Along the way, you uncover small snippets of clues to his past and the future you will build in working towards a five-star hotel. The story is a small fraction of the game. Appealing to your guests by meeting their requirements of room design and decoration takes center stage. There is enough variety in what each person will require, though you could always opt to just fill each room with the items in a junked-up manner. You aren’t penalized for any kind of lack of order or arrangement to the furniture and room decorations. It would be nice to see a rating system based on how well items work together and the spaces you create. The game lacks an easy way to share your rooms with an online community. Currently, everybody just shares screenshots through social media.
Bob-ish the Builder
Games like Hotel Renovator usually have a commonality in terms of precision and jank. The sole purpose of the game is to make a rather mundane task or job into a video game. As a result, this usually comes with a level of glitches that we have almost come to expect. Whenever you get into an elevator with other people, they usually miraculously disappear before the doors open. One time I had a task to put some hay bales in the lobby for a horse that was loose.
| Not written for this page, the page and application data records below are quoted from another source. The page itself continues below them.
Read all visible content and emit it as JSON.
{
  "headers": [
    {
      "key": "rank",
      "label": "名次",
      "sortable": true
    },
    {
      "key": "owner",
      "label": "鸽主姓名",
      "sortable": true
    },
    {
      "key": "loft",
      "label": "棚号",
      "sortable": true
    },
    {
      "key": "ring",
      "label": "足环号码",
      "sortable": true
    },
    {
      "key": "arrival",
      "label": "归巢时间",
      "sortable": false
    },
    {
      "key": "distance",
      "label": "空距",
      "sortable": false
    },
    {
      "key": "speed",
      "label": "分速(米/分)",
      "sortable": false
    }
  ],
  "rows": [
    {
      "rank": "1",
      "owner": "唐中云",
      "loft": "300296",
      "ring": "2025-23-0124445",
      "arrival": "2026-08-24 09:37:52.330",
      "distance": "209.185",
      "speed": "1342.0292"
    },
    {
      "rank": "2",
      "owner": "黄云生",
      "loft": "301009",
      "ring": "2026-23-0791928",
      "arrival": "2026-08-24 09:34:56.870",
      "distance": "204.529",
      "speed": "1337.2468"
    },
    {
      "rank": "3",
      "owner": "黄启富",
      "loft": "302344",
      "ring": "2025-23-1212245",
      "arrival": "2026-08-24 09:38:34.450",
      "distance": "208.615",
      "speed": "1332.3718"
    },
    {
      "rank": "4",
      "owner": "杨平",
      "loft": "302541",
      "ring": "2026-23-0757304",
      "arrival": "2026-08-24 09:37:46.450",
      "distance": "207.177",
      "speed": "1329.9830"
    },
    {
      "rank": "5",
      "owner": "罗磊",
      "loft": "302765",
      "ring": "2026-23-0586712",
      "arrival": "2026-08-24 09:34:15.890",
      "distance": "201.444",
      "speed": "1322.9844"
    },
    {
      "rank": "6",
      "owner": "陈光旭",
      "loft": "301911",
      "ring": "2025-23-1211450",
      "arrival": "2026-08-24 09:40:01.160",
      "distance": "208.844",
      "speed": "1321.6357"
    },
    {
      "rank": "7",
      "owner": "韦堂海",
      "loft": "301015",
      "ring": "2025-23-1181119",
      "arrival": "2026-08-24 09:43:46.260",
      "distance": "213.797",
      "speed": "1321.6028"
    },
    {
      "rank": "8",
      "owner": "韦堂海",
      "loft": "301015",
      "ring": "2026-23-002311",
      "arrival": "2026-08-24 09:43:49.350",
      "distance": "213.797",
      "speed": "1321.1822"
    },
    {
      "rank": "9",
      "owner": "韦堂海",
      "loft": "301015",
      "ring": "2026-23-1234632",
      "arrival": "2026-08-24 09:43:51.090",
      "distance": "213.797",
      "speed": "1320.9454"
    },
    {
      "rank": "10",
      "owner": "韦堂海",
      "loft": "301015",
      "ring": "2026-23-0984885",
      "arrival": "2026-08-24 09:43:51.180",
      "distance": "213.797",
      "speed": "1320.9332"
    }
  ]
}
Don’t ask me how a horse got loose in the hotel. Sometimes when I would place items on shelves or on top of tables or dressers, they would bounce ceiling-high and then slingshot around the room.
Don’t even get me started on the uncanny valley death glares of customers or the odd ghost-busting missions. You actually have to use a ghost trap and your vacuum cleaner to capture a poltergeist and then sell it. From time to time, you might need to capture chickens, iguanas, and other creatures that you wouldn’t normally find in a hotel. I guess the developers felt a need to pad out the game with some creative elements.
There are a few elements of the game I found very tedious, like power outages, rooms that would get flooded, or guests needing me to knock on their doors to quiet them down. The biggest bother was having to constantly take the elevator to other floors in the hotel. Most likely, this masked a loading scene for each floor of the hotel. Whenever I arrived on a floor, the furniture, wallpaper, and other textures took a bit of time to load in. This was buggy but not really bothersome.
Unlock Your Artsy Self
If you enjoy games like Animal Crossing Happy Home Paradise, and House Flipper, then Hotel Renovator is for you. To get the most out of the game, you have to want to design spaces that are unique. As you progress, you unlock more items and abilities which help make demoing and designing a room fun and entertaining. Hotel Renovator won’t be for everyone. However, it’s sure to entice those that love creating spaces unique to themselves or NPCs that set goals for you. If any of this sounds even remotely appealing, I would recommend picking up Hotel Renovator today.
4 out of 5
You can find and read our reviews on OpenCritic.